> **Description of the task**
Word for word, restate all of the records.
────────────────────
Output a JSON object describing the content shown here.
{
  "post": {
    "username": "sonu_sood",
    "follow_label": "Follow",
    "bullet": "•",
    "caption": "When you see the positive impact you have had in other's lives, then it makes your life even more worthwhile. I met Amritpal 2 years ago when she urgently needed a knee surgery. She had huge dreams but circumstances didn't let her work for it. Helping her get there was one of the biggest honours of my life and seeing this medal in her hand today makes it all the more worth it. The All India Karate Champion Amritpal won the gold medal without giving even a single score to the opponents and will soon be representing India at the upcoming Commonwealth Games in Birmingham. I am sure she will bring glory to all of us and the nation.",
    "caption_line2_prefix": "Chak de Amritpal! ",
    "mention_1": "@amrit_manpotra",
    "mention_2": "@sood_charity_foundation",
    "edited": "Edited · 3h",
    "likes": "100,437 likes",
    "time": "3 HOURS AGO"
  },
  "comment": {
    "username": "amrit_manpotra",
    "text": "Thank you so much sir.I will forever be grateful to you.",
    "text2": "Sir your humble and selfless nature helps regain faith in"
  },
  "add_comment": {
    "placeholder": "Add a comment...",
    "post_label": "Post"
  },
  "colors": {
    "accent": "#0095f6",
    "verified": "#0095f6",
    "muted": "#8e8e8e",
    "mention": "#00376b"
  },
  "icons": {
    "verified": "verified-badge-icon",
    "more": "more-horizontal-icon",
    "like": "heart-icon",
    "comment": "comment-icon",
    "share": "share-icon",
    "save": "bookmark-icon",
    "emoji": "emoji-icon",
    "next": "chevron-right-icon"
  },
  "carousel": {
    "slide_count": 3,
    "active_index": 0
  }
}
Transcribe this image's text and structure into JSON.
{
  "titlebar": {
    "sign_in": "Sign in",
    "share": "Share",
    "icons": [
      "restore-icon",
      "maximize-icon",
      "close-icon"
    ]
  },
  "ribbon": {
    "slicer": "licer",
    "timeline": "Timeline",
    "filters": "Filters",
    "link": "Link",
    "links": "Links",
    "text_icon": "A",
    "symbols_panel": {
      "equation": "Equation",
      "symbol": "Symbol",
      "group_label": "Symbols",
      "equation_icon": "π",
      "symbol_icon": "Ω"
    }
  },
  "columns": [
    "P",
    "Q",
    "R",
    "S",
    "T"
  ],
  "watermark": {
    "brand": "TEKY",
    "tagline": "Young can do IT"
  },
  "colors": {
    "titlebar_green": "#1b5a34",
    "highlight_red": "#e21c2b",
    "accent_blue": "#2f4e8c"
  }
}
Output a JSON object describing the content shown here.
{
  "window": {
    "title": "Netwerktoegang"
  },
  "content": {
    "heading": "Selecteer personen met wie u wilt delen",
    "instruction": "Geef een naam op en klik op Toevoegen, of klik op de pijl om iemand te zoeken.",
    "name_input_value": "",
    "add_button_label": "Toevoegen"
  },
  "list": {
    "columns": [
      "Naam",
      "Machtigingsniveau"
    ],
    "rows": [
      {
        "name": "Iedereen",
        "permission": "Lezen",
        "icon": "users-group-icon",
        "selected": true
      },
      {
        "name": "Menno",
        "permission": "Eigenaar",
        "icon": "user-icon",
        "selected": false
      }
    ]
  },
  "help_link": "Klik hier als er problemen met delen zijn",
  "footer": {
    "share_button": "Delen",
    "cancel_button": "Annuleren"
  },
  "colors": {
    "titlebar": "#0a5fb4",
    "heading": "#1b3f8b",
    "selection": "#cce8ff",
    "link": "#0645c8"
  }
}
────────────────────
> **Worked solution**
Output a JSON object describing the content shown here.
{
  "post": {
    "username": "sonu_sood",
    "follow_label": "Follow",
    "bullet": "•",
    "caption": "When you see the positive impact you have had in other's lives, then it makes your life even more worthwhile. I met Amritpal 2 years ago when she urgently needed a knee surgery. She had huge dreams but circumstances didn't let her work for it. Helping her get there was one of the biggest honours of my life and seeing this medal in her hand today makes it all the more worth it. The All India Karate Champion Amritpal won the gold medal without giving even a single score to the opponents and will soon be representing India at the upcoming Commonwealth Games in Birmingham. I am sure she will bring glory to all of us and the nation.",
    "caption_line2_prefix": "Chak de Amritpal! ",
    "mention_1": "@amrit_manpotra",
    "mention_2": "@sood_charity_foundation",
    "edited": "Edited · 3h",
    "likes": "100,437 likes",
    "time": "3 HOURS AGO"
  },
  "comment": {
    "username": "amrit_manpotra",
    "text": "Thank you so much sir.I will forever be grateful to you.",
    "text2": "Sir your humble and selfless nature helps regain faith in"
  },
  "add_comment": {
    "placeholder": "Add a comment...",
    "post_label": "Post"
  },
  "colors": {
    "accent": "#0095f6",
    "verified": "#0095f6",
    "muted": "#8e8e8e",
    "mention": "#00376b"
  },
  "icons": {
    "verified": "verified-badge-icon",
    "more": "more-horizontal-icon",
    "like": "heart-icon",
    "comment": "comment-icon",
    "share": "share-icon",
    "save": "bookmark-icon",
    "emoji": "emoji-icon",
    "next": "chevron-right-icon"
  },
  "carousel": {
    "slide_count": 3,
    "active_index": 0
  }
}
Transcribe this image's text and structure into JSON.
{
  "titlebar": {
    "sign_in": "Sign in",
    "share": "Share",
    "icons": [
      "restore-icon",
      "maximize-icon",
      "close-icon"
    ]
  },
  "ribbon": {
    "slicer": "licer",
    "timeline": "Timeline",
    "filters": "Filters",
    "link": "Link",
    "links": "Links",
    "text_icon": "A",
    "symbols_panel": {
      "equation": "Equation",
      "symbol": "Symbol",
      "group_label": "Symbols",
      "equation_icon": "π",
      "symbol_icon": "Ω"
    }
  },
  "columns": [
    "P",
    "Q",
    "R",
    "S",
    "T"
  ],
  "watermark": {
    "brand": "TEKY",
    "tagline": "Young can do IT"
  },
  "colors": {
    "titlebar_green": "#1b5a34",
    "highlight_red": "#e21c2b",
    "accent_blue": "#2f4e8c"
  }
}
Output a JSON object describing the content shown here.
{
  "window": {
    "title": "Netwerktoegang"
  },
  "content": {
    "heading": "Selecteer personen met wie u wilt delen",
    "instruction": "Geef een naam op en klik op Toevoegen, of klik op de pijl om iemand te zoeken.",
    "name_input_value": "",
    "add_button_label": "Toevoegen"
  },
  "list": {
    "columns": [
      "Naam",
      "Machtigingsniveau"
    ],
    "rows": [
      {
        "name": "Iedereen",
        "permission": "Lezen",
        "icon": "users-group-icon",
        "selected": true
      },
      {
        "name": "Menno",
        "permission": "Eigenaar",
        "icon": "user-icon",
        "selected": false
      }
    ]
  },
  "help_link": "Klik hier als er problemen met delen zijn",
  "footer": {
    "share_button": "Delen",
    "cancel_button": "Annuleren"
  },
  "colors": {
    "titlebar": "#0a5fb4",
    "heading": "#1b3f8b",
    "selection": "#cce8ff",
    "link": "#0645c8"
  }
}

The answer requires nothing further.